**WHAT THE TASK ASKS**
Retype the data exactly, leaving nothing out.

**PROVIDED INFORMATION**

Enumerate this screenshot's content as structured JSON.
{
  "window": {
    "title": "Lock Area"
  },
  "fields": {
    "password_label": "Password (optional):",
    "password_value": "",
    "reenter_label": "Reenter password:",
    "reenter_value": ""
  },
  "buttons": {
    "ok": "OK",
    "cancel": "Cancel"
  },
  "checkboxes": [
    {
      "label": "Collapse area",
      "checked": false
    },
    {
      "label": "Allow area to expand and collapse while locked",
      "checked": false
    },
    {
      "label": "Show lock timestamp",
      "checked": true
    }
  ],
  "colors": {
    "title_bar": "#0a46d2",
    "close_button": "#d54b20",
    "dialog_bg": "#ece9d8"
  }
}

**SOLVED PROBLEM**
Enumerate this screenshot's content as structured JSON.
{
  "window": {
    "title": "Lock Area"
  },
  "fields": {
    "password_label": "Password (optional):",
    "password_value": "",
    "reenter_label": "Reenter password:",
    "reenter_value": ""
  },
  "buttons": {
    "ok": "OK",
    "cancel": "Cancel"
  },
  "checkboxes": [
    {
      "label": "Collapse area",
      "checked": false
    },
    {
      "label": "Allow area to expand and collapse while locked",
      "checked": false
    },
    {
      "label": "Show lock timestamp",
      "checked": true
    }
  ],
  "colors": {
    "title_bar": "#0a46d2",
    "close_button": "#d54b20",
    "dialog_bg": "#ece9d8"
  }
}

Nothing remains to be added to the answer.